Women and their bodies may have very different ideas about the right time to have a baby.
It’s an uncomfortable topic — especially when someone’s not ready to even imagine becoming a parent. Fertility is not going to get any less difficult to talk about, so why not do it now? This is a case where sooner is better than later.
Everybody’s situation and time frame are different. Perhaps a woman hasn’t found the right partner yet. Or she wants to grow into her career and make her mark first. Maybe she needs to focus on herself and her well-being. And since she knows several women who became mothers later in life, it’s easy to feel she has all the time in the world.
Women’s bodies, however, aren’t all the same, and there’s no way to guess at personal windows of fertility. While all people deserve to follow their own paths and decide for themselves if and when to have children, it helps to plan ahead.
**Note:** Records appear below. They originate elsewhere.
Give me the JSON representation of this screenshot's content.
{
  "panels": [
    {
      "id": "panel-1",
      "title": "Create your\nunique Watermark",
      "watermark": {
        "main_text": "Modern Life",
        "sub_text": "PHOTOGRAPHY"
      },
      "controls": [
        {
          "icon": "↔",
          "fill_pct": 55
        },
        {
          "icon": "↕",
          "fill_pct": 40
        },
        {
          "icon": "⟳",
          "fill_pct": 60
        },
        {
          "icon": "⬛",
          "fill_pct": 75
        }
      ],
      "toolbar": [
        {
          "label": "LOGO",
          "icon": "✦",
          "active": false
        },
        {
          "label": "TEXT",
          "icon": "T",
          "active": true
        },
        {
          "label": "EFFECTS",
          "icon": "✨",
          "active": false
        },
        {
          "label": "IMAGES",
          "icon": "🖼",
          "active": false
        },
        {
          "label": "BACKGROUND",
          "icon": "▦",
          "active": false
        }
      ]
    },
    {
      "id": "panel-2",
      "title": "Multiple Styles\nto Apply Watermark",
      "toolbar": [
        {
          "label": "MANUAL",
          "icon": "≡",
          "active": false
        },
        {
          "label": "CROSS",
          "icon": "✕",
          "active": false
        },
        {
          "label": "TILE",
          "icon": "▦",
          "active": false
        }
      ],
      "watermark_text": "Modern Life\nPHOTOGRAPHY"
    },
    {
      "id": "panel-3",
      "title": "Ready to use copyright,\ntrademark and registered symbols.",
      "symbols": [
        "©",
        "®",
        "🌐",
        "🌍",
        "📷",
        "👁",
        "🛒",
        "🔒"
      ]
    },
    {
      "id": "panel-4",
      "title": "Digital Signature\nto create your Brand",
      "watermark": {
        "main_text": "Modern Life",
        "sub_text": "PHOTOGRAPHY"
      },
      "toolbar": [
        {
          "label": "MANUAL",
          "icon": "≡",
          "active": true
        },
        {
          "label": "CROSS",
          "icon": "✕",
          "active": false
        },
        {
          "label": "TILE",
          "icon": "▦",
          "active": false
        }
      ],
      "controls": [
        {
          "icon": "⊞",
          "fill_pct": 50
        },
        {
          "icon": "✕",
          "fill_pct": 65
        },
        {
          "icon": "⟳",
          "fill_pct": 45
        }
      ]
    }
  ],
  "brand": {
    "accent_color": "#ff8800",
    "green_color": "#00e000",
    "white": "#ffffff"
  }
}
Here’s how women can take control of their future fertility.
There are a variety of factors that can contribute to difficulties conceiving. One of the most common is the age-related decline in the number and quality of egg cells in a woman’s ovaries. Baby girls are born with all the eggs they will ever have, about two million. What differs from person to person is how quickly this ovarian reserve ‘ages’ and begins to diminish.
A simple blood test looking for a biomarker known as the anti-Müllerian hormone (AMH) can be taken at any time. The AMH test allows the doctor to estimate how many eggs are left, leading to a recommendation about the path forward for the patient.
What can women do with this data? Just like any other goal, starting a family takes time, effort and planning. Having as much information as possible helps women make decisions that are right for them.
For instance, reacting now instead of when fertility problems arise buys time. Early intervention means taking action while there’s still a sufficient ovarian reserve. More time allows women to look into additional diagnostic testing, treatment options or available next steps.
Finding out about fertility potential can be reassuring. It may even allow women to delay that conversation until they’re ready.
It’s one of those things — no one knows how hard it is until it happens to them. That’s why it’s better to start thinking about fertility now. Women who muse “maybe, one day” should bring the subject up with their doctors. Preparing for different possibilities gives women— even those who don’t know what they want — the freedom to narrate how the stories of their lives go. With knowledge comes empowerment and, as long as people make informed decisions, they can take charge of their lives and do what is right for them.
Each woman has a story. She should choose how to tell it.